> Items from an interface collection
● ● ●

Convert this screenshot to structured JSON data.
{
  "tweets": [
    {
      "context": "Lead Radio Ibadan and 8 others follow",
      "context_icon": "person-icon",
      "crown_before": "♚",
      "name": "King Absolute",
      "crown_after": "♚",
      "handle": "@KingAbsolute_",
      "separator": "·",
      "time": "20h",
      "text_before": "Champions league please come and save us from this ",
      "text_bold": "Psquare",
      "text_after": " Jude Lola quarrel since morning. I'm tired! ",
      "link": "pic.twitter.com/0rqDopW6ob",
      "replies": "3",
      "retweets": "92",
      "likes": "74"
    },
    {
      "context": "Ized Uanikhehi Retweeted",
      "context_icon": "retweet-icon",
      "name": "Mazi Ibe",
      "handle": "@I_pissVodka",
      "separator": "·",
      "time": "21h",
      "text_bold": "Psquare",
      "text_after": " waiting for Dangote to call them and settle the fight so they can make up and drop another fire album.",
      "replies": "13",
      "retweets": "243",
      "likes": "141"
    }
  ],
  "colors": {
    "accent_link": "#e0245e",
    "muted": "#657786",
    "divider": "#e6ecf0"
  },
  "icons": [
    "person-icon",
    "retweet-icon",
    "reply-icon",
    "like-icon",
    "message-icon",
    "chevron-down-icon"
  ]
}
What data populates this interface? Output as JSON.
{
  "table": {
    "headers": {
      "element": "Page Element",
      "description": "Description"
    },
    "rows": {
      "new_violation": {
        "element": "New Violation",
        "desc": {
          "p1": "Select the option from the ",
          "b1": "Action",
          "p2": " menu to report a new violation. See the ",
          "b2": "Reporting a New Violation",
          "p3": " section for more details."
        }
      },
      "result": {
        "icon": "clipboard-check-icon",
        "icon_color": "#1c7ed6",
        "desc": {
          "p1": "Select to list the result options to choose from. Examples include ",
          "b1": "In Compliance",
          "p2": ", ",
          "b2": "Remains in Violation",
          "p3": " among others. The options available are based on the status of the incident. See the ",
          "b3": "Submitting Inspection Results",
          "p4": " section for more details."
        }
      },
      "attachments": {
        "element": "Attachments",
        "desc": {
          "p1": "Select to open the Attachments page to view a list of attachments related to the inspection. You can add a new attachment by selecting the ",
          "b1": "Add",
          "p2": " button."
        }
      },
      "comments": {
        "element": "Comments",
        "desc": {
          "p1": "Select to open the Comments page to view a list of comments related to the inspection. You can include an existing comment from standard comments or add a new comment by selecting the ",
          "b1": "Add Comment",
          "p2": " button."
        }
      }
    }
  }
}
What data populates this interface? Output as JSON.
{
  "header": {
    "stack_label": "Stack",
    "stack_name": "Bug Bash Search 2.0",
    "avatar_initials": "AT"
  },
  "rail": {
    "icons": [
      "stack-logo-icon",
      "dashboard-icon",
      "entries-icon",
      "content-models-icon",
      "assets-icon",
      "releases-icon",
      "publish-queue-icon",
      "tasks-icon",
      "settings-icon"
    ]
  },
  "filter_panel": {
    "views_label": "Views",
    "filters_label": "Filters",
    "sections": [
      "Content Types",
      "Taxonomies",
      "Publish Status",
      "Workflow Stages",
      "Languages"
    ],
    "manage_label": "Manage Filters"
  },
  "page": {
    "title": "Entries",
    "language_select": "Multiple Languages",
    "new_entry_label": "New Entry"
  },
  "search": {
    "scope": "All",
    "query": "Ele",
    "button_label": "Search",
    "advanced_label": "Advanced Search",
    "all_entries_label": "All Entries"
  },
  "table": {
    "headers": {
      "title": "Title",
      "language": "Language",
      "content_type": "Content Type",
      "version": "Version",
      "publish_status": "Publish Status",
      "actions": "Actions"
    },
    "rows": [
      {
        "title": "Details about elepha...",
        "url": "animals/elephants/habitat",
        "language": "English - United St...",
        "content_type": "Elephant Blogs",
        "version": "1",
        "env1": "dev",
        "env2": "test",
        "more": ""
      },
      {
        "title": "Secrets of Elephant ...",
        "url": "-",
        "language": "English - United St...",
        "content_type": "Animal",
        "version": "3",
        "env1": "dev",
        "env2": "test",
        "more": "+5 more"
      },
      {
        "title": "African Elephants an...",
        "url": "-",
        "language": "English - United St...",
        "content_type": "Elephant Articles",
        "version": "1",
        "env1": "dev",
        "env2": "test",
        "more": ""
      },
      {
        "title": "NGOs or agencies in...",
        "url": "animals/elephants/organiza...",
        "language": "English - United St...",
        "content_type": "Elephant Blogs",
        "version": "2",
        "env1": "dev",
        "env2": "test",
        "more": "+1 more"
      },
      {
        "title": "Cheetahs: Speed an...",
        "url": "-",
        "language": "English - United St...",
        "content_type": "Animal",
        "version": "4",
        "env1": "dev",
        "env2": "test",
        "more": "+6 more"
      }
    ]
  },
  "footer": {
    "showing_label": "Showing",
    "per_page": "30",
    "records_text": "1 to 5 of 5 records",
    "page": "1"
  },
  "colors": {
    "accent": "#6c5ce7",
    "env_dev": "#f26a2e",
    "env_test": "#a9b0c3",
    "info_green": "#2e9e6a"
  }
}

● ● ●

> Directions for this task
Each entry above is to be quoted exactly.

> Response area
Convert this screenshot to structured JSON data.
{
  "tweets": [
    {
      "context": "Lead Radio Ibadan and 8 others follow",
      "context_icon": "person-icon",
      "crown_before": "♚",
      "name": "King Absolute",
      "crown_after": "♚",
      "handle": "@KingAbsolute_",
      "separator": "·",
      "time": "20h",
      "text_before": "Champions league please come and save us from this ",
      "text_bold": "Psquare",
      "text_after": " Jude Lola quarrel since morning. I'm tired! ",
      "link": "pic.twitter.com/0rqDopW6ob",
      "replies": "3",
      "retweets": "92",
      "likes": "74"
    },
    {
      "context": "Ized Uanikhehi Retweeted",
      "context_icon": "retweet-icon",
      "name": "Mazi Ibe",
      "handle": "@I_pissVodka",
      "separator": "·",
      "time": "21h",
      "text_bold": "Psquare",
      "text_after": " waiting for Dangote to call them and settle the fight so they can make up and drop another fire album.",
      "replies": "13",
      "retweets": "243",
      "likes": "141"
    }
  ],
  "colors": {
    "accent_link": "#e0245e",
    "muted": "#657786",
    "divider": "#e6ecf0"
  },
  "icons": [
    "person-icon",
    "retweet-icon",
    "reply-icon",
    "like-icon",
    "message-icon",
    "chevron-down-icon"
  ]
}
What data populates this interface? Output as JSON.
{
  "table": {
    "headers": {
      "element": "Page Element",
      "description": "Description"
    },
    "rows": {
      "new_violation": {
        "element": "New Violation",
        "desc": {
          "p1": "Select the option from the ",
          "b1": "Action",
          "p2": " menu to report a new violation. See the ",
          "b2": "Reporting a New Violation",
          "p3": " section for more details."
        }
      },
      "result": {
        "icon": "clipboard-check-icon",
        "icon_color": "#1c7ed6",
        "desc": {
          "p1": "Select to list the result options to choose from. Examples include ",
          "b1": "In Compliance",
          "p2": ", ",
          "b2": "Remains in Violation",
          "p3": " among others. The options available are based on the status of the incident. See the ",
          "b3": "Submitting Inspection Results",
          "p4": " section for more details."
        }
      },
      "attachments": {
        "element": "Attachments",
        "desc": {
          "p1": "Select to open the Attachments page to view a list of attachments related to the inspection. You can add a new attachment by selecting the ",
          "b1": "Add",
          "p2": " button."
        }
      },
      "comments": {
        "element": "Comments",
        "desc": {
          "p1": "Select to open the Comments page to view a list of comments related to the inspection. You can include an existing comment from standard comments or add a new comment by selecting the ",
          "b1": "Add Comment",
          "p2": " button."
        }
      }
    }
  }
}
What data populates this interface? Output as JSON.
{
  "header": {
    "stack_label": "Stack",
    "stack_name": "Bug Bash Search 2.0",
    "avatar_initials": "AT"
  },
  "rail": {
    "icons": [
      "stack-logo-icon",
      "dashboard-icon",
      "entries-icon",
      "content-models-icon",
      "assets-icon",
      "releases-icon",
      "publish-queue-icon",
      "tasks-icon",
      "settings-icon"
    ]
  },
  "filter_panel": {
    "views_label": "Views",
    "filters_label": "Filters",
    "sections": [
      "Content Types",
      "Taxonomies",
      "Publish Status",
      "Workflow Stages",
      "Languages"
    ],
    "manage_label": "Manage Filters"
  },
  "page": {
    "title": "Entries",
    "language_select": "Multiple Languages",
    "new_entry_label": "New Entry"
  },
  "search": {
    "scope": "All",
    "query": "Ele",
    "button_label": "Search",
    "advanced_label": "Advanced Search",
    "all_entries_label": "All Entries"
  },
  "table": {
    "headers": {
      "title": "Title",
      "language": "Language",
      "content_type": "Content Type",
      "version": "Version",
      "publish_status": "Publish Status",
      "actions": "Actions"
    },
    "rows": [
      {
        "title": "Details about elepha...",
        "url": "animals/elephants/habitat",
        "language": "English - United St...",
        "content_type": "Elephant Blogs",
        "version": "1",
        "env1": "dev",
        "env2": "test",
        "more": ""
      },
      {
        "title": "Secrets of Elephant ...",
        "url": "-",
        "language": "English - United St...",
        "content_type": "Animal",
        "version": "3",
        "env1": "dev",
        "env2": "test",
        "more": "+5 more"
      },
      {
        "title": "African Elephants an...",
        "url": "-",
        "language": "English - United St...",
        "content_type": "Elephant Articles",
        "version": "1",
        "env1": "dev",
        "env2": "test",
        "more": ""
      },
      {
        "title": "NGOs or agencies in...",
        "url": "animals/elephants/organiza...",
        "language": "English - United St...",
        "content_type": "Elephant Blogs",
        "version": "2",
        "env1": "dev",
        "env2": "test",
        "more": "+1 more"
      },
      {
        "title": "Cheetahs: Speed an...",
        "url": "-",
        "language": "English - United St...",
        "content_type": "Animal",
        "version": "4",
        "env1": "dev",
        "env2": "test",
        "more": "+6 more"
      }
    ]
  },
  "footer": {
    "showing_label": "Showing",
    "per_page": "30",
    "records_text": "1 to 5 of 5 records",
    "page": "1"
  },
  "colors": {
    "accent": "#6c5ce7",
    "env_dev": "#f26a2e",
    "env_test": "#a9b0c3",
    "info_green": "#2e9e6a"
  }
}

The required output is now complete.